1. Not finding help here? Sign up for a free 30min tutor trial with Chegg Tutors
    Dismiss Notice
Dismiss Notice
Join Physics Forums Today!
The friendliest, high quality science and math community on the planet! Everyone who loves science is here!

Second moments of area of a simply supported regular I beam

  1. May 28, 2012 #1
    I’m having trouble getting my head around this example and solution that was given as part of a revision pack for an upcoming exam. Any explanation would be gratefully received.

    Question:

    A simply supported regular I beam is 90mm wide and 120mm high. The top and bottom flanges are 10mm thick, as is the web. It is 6m long and carries a UDL of 6KN/m over the length of its top flange.
    Determine the second moment of area Ixg about the horizontal axis which passes through the centroidal axis of the beam.


    Equations:

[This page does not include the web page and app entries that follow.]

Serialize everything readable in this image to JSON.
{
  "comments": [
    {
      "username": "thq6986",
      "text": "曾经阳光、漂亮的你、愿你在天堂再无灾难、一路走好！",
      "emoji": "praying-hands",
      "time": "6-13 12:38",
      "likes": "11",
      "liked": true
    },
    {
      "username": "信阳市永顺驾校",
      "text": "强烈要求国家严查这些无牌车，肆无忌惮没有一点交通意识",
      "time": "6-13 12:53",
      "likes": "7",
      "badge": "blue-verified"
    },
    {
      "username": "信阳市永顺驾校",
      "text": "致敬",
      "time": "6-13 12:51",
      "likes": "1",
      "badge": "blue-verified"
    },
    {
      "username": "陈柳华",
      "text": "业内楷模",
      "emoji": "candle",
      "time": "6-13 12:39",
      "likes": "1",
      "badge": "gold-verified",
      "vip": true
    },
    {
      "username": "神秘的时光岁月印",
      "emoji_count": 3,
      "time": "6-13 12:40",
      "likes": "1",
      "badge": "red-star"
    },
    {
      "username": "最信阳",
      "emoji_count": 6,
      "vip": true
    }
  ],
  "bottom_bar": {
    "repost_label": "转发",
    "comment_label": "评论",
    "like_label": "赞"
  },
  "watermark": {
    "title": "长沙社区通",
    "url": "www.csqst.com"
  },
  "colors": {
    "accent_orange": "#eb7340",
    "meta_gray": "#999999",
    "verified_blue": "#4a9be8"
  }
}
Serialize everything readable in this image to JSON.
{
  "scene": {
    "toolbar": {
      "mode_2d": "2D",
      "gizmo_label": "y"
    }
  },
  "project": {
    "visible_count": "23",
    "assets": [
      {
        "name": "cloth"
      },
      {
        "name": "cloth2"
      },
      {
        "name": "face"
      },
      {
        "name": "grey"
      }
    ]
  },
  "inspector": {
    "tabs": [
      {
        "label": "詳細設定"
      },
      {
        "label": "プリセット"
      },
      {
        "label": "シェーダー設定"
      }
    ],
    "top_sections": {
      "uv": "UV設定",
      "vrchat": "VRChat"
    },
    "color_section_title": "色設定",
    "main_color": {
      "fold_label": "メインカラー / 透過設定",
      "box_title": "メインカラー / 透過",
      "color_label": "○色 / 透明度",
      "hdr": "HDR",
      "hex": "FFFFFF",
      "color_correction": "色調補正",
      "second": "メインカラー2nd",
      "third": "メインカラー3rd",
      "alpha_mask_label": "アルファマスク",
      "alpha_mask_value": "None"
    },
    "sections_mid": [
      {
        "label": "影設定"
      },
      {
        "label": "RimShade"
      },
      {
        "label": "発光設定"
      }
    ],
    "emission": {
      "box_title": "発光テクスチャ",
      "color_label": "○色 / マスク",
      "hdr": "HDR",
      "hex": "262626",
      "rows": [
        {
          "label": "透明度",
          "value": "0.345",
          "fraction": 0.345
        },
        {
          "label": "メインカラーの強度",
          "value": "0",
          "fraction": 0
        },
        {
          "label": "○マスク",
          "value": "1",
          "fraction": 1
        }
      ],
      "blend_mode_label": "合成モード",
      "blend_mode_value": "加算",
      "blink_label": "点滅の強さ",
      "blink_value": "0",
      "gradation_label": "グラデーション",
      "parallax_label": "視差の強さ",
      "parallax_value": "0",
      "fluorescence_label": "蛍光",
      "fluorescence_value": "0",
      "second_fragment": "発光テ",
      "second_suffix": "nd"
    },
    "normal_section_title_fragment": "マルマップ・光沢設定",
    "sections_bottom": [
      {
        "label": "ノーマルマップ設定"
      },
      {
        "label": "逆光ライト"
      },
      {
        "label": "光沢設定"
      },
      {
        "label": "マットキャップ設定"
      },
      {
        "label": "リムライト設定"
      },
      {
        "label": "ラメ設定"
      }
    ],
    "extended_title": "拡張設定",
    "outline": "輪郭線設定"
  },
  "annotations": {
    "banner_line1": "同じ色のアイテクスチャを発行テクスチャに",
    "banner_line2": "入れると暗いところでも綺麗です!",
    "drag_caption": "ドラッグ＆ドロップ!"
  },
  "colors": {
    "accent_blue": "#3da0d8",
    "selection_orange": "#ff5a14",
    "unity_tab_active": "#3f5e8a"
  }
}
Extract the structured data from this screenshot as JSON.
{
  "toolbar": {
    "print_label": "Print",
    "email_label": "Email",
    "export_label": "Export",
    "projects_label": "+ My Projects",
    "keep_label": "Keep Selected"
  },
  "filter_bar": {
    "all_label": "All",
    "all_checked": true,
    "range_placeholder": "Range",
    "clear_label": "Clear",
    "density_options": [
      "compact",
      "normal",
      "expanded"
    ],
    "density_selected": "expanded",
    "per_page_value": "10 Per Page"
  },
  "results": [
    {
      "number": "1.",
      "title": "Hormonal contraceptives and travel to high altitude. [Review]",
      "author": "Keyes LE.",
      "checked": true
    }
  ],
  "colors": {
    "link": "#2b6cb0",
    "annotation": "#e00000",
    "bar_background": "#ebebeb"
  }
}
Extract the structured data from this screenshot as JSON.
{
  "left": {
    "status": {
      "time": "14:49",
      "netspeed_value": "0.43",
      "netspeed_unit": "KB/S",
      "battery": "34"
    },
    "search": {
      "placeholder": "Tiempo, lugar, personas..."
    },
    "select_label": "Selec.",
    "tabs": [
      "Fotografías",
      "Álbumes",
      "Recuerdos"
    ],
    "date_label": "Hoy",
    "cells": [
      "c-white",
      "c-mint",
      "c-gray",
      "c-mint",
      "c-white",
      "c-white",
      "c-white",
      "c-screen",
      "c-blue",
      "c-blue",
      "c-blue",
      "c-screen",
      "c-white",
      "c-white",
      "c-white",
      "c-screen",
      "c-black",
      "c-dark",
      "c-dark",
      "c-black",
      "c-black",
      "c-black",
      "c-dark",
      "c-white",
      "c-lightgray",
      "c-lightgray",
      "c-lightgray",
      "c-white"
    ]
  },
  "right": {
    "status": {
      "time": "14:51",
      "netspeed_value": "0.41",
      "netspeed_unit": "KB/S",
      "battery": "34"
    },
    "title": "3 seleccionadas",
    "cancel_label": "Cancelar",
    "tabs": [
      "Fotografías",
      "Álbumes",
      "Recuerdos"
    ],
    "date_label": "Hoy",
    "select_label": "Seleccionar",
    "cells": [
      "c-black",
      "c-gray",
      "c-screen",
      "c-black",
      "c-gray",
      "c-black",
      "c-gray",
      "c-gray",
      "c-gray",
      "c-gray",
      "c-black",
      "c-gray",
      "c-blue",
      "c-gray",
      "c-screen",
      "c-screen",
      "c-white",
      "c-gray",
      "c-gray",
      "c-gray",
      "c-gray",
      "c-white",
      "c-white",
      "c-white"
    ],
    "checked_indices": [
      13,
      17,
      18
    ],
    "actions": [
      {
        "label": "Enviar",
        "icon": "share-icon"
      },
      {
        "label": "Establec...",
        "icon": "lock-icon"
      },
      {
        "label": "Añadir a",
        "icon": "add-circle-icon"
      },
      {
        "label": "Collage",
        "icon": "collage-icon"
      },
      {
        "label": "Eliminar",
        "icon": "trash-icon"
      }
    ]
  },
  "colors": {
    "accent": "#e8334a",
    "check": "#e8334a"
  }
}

    Second moment of area of a rectangle about an axis through its centroidal axis, Igg= (bd^3)/12

    Second moment of area of a rectangle about its base, Izz= (bd^3)/3

    Parallel axes theorem, Iaa= Ig+A(y)^2 (I’m not sure how to put the – over the y using word)


    Solution:

    Total area A= 4x40x10+120x10= 2800mm^2 … easy enough

    Centroid y = [(2x10x40x5)+(2x10x40x115)+(120x10x60)]/2800 = 60mm

    Again this is easy enough and I can see the logic, but this is where I am struggling:

    From second moment of area of a rectangle about its base, Izz= (bd^3)/3 and parallel axes theorem Iaa= Ig+A(y)^2.

    Ixx= 1/3x40x10^3x2 + 1/3x10x120^3 + 2x [1/12 x 40x10^3 + 40x10x115^2] = 16.37x10^6 mm^4


    An explanation of the different sections of the line above would help me a lot. I’m confused with the use of Igg= (bd^3)/12 and Izz= (bd^3)/3.


    Ig= 16.37x10^6 – 2800 x 60^2 = 6.29x10^6 mm^4… so Ixx is in fact Iaa?


    Thanks for taking the time to read this and I hope that question is clear.

    Cheers Steve.
     
  2. jcsd
  3. May 28, 2012 #2

    PhanthomJay

    User Avatar
    Science Advisor
    Homework Helper
    Gold Member

    When using the parallel axis theorem for determining the 2nd moment of area with respect to the axis passing horizontally through its cg, use the I of the rectangles about their own cg's. These are all of the form bh^3/12. To this number, you must add the products of the individual rectangle areas times their distance^2 from their own cg to the member cg
     
  4. May 30, 2012 #3
    Thanks for your reply.

    I've taken on board what you have said and I think I'm getting it now.
     
Know someone interested in this topic? Share this thread via Reddit, Google+, Twitter, or Facebook




Similar Discussions: Second moments of area of a simply supported regular I beam
  1. Simply supported beam (Replies: 4)

Loading...